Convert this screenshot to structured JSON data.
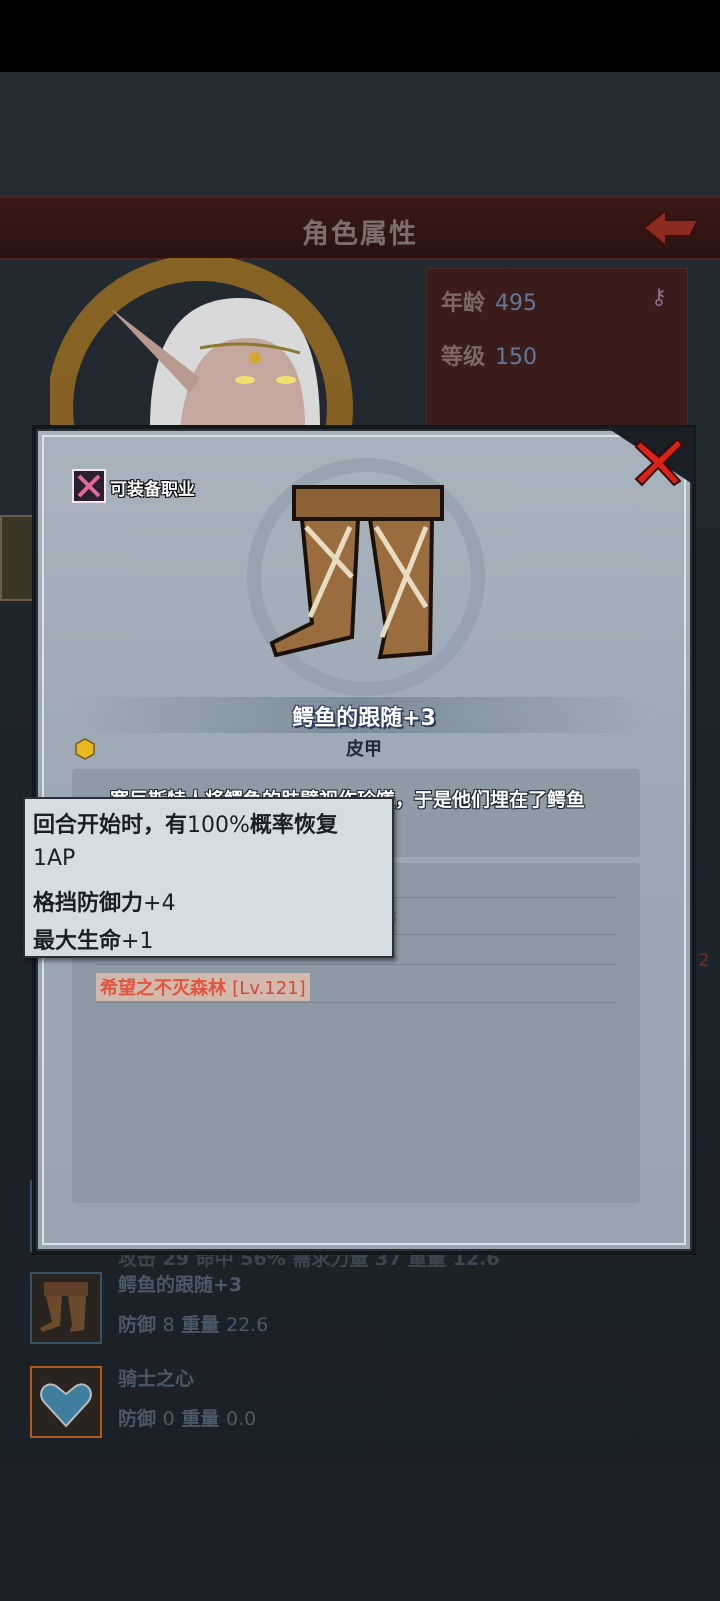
{
  "header": {
    "title": "角色属性"
  },
  "character": {
    "age_label": "年龄",
    "age_value": "495",
    "level_label": "等级",
    "level_value": "150"
  },
  "equipment_list": [
    {
      "name": "",
      "stats": "攻击 29 命中 56% 需求力量 37 重量 12.6"
    },
    {
      "name": "鳄鱼的跟随+3",
      "defense_label": "防御",
      "defense_value": "8",
      "weight_label": "重量",
      "weight_value": "22.6"
    },
    {
      "name": "骑士之心",
      "defense_label": "防御",
      "defense_value": "0",
      "weight_label": "重量",
      "weight_value": "0.0"
    }
  ],
  "side_number": "2",
  "modal": {
    "class_tag": "可装备职业",
    "item_name": "鳄鱼的跟随+3",
    "item_type": "皮甲",
    "description": "塞巨斯特人将鳄鱼的肤壁视作珍馐，于是他们埋在了鳄鱼",
    "partial_stat": "3",
    "set_name": "希望之不灭森林",
    "set_level": "[Lv.121]"
  },
  "tooltip": {
    "line1_prefix": "回合开始时，有",
    "line1_value": "100%",
    "line1_suffix": "概率恢复",
    "line2": "1AP",
    "line3_label": "格挡防御力",
    "line3_value": "+4",
    "line4_label": "最大生命",
    "line4_value": "+1"
  },
  "icons": {
    "back": "back-arrow-icon",
    "close": "close-icon",
    "class": "crossed-weapons-icon",
    "gem": "gem-icon",
    "item": "leather-boots-icon",
    "key": "key-icon"
  },
  "colors": {
    "accent_red": "#e3543e",
    "header_bg": "#3a1a16",
    "modal_bg": "#a8b3be"
  }
}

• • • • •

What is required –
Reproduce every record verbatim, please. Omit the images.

Output for this task –
Convert this screenshot to structured JSON data.
{
  "header": {
    "title": "角色属性"
  },
  "character": {
    "age_label": "年龄",
    "age_value": "495",
    "level_label": "等级",
    "level_value": "150"
  },
  "equipment_list": [
    {
      "name": "",
      "stats": "攻击 29 命中 56% 需求力量 37 重量 12.6"
    },
    {
      "name": "鳄鱼的跟随+3",
      "defense_label": "防御",
      "defense_value": "8",
      "weight_label": "重量",
      "weight_value": "22.6"
    },
    {
      "name": "骑士之心",
      "defense_label": "防御",
      "defense_value": "0",
      "weight_label": "重量",
      "weight_value": "0.0"
    }
  ],
  "side_number": "2",
  "modal": {
    "class_tag": "可装备职业",
    "item_name": "鳄鱼的跟随+3",
    "item_type": "皮甲",
    "description": "塞巨斯特人将鳄鱼的肤壁视作珍馐，于是他们埋在了鳄鱼",
    "partial_stat": "3",
    "set_name": "希望之不灭森林",
    "set_level": "[Lv.121]"
  },
  "tooltip": {
    "line1_prefix": "回合开始时，有",
    "line1_value": "100%",
    "line1_suffix": "概率恢复",
    "line2": "1AP",
    "line3_label": "格挡防御力",
    "line3_value": "+4",
    "line4_label": "最大生命",
    "line4_value": "+1"
  },
  "icons": {
    "back": "back-arrow-icon",
    "close": "close-icon",
    "class": "crossed-weapons-icon",
    "gem": "gem-icon",
    "item": "leather-boots-icon",
    "key": "key-icon"
  },
  "colors": {
    "accent_red": "#e3543e",
    "header_bg": "#3a1a16",
    "modal_bg": "#a8b3be"
  }
}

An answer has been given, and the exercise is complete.